Input Block Start

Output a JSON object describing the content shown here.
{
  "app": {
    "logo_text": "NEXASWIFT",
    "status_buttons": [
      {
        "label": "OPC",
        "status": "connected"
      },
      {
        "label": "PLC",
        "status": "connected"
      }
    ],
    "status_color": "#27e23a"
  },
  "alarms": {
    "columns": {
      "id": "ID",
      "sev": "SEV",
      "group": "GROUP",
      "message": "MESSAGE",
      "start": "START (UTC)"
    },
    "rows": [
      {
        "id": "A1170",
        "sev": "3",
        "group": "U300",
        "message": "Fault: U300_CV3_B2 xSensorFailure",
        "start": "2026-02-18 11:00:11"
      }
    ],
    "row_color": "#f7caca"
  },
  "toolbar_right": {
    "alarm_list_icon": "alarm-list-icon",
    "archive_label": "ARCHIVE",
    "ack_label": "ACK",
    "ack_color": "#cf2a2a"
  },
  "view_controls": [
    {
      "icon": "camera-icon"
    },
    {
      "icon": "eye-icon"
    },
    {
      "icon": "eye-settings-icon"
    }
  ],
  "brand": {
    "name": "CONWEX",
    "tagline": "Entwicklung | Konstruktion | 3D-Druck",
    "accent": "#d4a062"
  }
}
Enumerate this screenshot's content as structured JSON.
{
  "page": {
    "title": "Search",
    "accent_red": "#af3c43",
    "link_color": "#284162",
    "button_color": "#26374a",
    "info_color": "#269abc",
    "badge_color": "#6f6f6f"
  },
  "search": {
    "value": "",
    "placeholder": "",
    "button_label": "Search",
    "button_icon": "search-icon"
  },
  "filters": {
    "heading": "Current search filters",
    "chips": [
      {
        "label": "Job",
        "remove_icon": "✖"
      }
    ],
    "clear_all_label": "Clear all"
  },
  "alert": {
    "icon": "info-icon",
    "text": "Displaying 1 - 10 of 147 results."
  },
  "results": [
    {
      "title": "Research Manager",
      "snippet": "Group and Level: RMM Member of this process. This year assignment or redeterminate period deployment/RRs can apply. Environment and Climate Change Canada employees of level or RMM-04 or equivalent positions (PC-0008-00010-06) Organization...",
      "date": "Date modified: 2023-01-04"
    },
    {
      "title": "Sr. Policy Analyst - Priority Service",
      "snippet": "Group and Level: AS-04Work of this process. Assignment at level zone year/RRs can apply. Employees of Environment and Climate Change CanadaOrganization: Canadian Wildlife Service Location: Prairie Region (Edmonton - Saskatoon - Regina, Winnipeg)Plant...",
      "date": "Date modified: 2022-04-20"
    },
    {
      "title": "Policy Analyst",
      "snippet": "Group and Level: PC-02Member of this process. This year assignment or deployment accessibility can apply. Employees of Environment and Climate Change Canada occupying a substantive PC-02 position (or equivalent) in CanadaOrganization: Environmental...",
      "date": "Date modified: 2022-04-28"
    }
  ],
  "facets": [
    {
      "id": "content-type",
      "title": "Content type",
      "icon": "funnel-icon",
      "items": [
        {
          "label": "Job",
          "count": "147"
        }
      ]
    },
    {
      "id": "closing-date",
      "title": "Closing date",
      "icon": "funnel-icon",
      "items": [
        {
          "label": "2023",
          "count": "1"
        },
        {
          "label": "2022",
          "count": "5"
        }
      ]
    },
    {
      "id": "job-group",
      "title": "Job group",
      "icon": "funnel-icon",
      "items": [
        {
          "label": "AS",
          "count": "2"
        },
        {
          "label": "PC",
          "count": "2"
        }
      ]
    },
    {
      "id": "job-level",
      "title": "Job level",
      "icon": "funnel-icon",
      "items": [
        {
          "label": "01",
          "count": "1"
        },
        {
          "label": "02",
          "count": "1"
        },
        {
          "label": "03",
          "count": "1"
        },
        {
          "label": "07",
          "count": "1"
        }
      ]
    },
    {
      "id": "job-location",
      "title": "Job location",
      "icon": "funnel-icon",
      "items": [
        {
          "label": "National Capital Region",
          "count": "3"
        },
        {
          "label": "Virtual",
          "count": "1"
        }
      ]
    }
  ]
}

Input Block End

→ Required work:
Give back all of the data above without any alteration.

→ Problem solution:
Output a JSON object describing the content shown here.
{
  "app": {
    "logo_text": "NEXASWIFT",
    "status_buttons": [
      {
        "label": "OPC",
        "status": "connected"
      },
      {
        "label": "PLC",
        "status": "connected"
      }
    ],
    "status_color": "#27e23a"
  },
  "alarms": {
    "columns": {
      "id": "ID",
      "sev": "SEV",
      "group": "GROUP",
      "message": "MESSAGE",
      "start": "START (UTC)"
    },
    "rows": [
      {
        "id": "A1170",
        "sev": "3",
        "group": "U300",
        "message": "Fault: U300_CV3_B2 xSensorFailure",
        "start": "2026-02-18 11:00:11"
      }
    ],
    "row_color": "#f7caca"
  },
  "toolbar_right": {
    "alarm_list_icon": "alarm-list-icon",
    "archive_label": "ARCHIVE",
    "ack_label": "ACK",
    "ack_color": "#cf2a2a"
  },
  "view_controls": [
    {
      "icon": "camera-icon"
    },
    {
      "icon": "eye-icon"
    },
    {
      "icon": "eye-settings-icon"
    }
  ],
  "brand": {
    "name": "CONWEX",
    "tagline": "Entwicklung | Konstruktion | 3D-Druck",
    "accent": "#d4a062"
  }
}
Enumerate this screenshot's content as structured JSON.
{
  "page": {
    "title": "Search",
    "accent_red": "#af3c43",
    "link_color": "#284162",
    "button_color": "#26374a",
    "info_color": "#269abc",
    "badge_color": "#6f6f6f"
  },
  "search": {
    "value": "",
    "placeholder": "",
    "button_label": "Search",
    "button_icon": "search-icon"
  },
  "filters": {
    "heading": "Current search filters",
    "chips": [
      {
        "label": "Job",
        "remove_icon": "✖"
      }
    ],
    "clear_all_label": "Clear all"
  },
  "alert": {
    "icon": "info-icon",
    "text": "Displaying 1 - 10 of 147 results."
  },
  "results": [
    {
      "title": "Research Manager",
      "snippet": "Group and Level: RMM Member of this process. This year assignment or redeterminate period deployment/RRs can apply. Environment and Climate Change Canada employees of level or RMM-04 or equivalent positions (PC-0008-00010-06) Organization...",
      "date": "Date modified: 2023-01-04"
    },
    {
      "title": "Sr. Policy Analyst - Priority Service",
      "snippet": "Group and Level: AS-04Work of this process. Assignment at level zone year/RRs can apply. Employees of Environment and Climate Change CanadaOrganization: Canadian Wildlife Service Location: Prairie Region (Edmonton - Saskatoon - Regina, Winnipeg)Plant...",
      "date": "Date modified: 2022-04-20"
    },
    {
      "title": "Policy Analyst",
      "snippet": "Group and Level: PC-02Member of this process. This year assignment or deployment accessibility can apply. Employees of Environment and Climate Change Canada occupying a substantive PC-02 position (or equivalent) in CanadaOrganization: Environmental...",
      "date": "Date modified: 2022-04-28"
    }
  ],
  "facets": [
    {
      "id": "content-type",
      "title": "Content type",
      "icon": "funnel-icon",
      "items": [
        {
          "label": "Job",
          "count": "147"
        }
      ]
    },
    {
      "id": "closing-date",
      "title": "Closing date",
      "icon": "funnel-icon",
      "items": [
        {
          "label": "2023",
          "count": "1"
        },
        {
          "label": "2022",
          "count": "5"
        }
      ]
    },
    {
      "id": "job-group",
      "title": "Job group",
      "icon": "funnel-icon",
      "items": [
        {
          "label": "AS",
          "count": "2"
        },
        {
          "label": "PC",
          "count": "2"
        }
      ]
    },
    {
      "id": "job-level",
      "title": "Job level",
      "icon": "funnel-icon",
      "items": [
        {
          "label": "01",
          "count": "1"
        },
        {
          "label": "02",
          "count": "1"
        },
        {
          "label": "03",
          "count": "1"
        },
        {
          "label": "07",
          "count": "1"
        }
      ]
    },
    {
      "id": "job-location",
      "title": "Job location",
      "icon": "funnel-icon",
      "items": [
        {
          "label": "National Capital Region",
          "count": "3"
        },
        {
          "label": "Virtual",
          "count": "1"
        }
      ]
    }
  ]
}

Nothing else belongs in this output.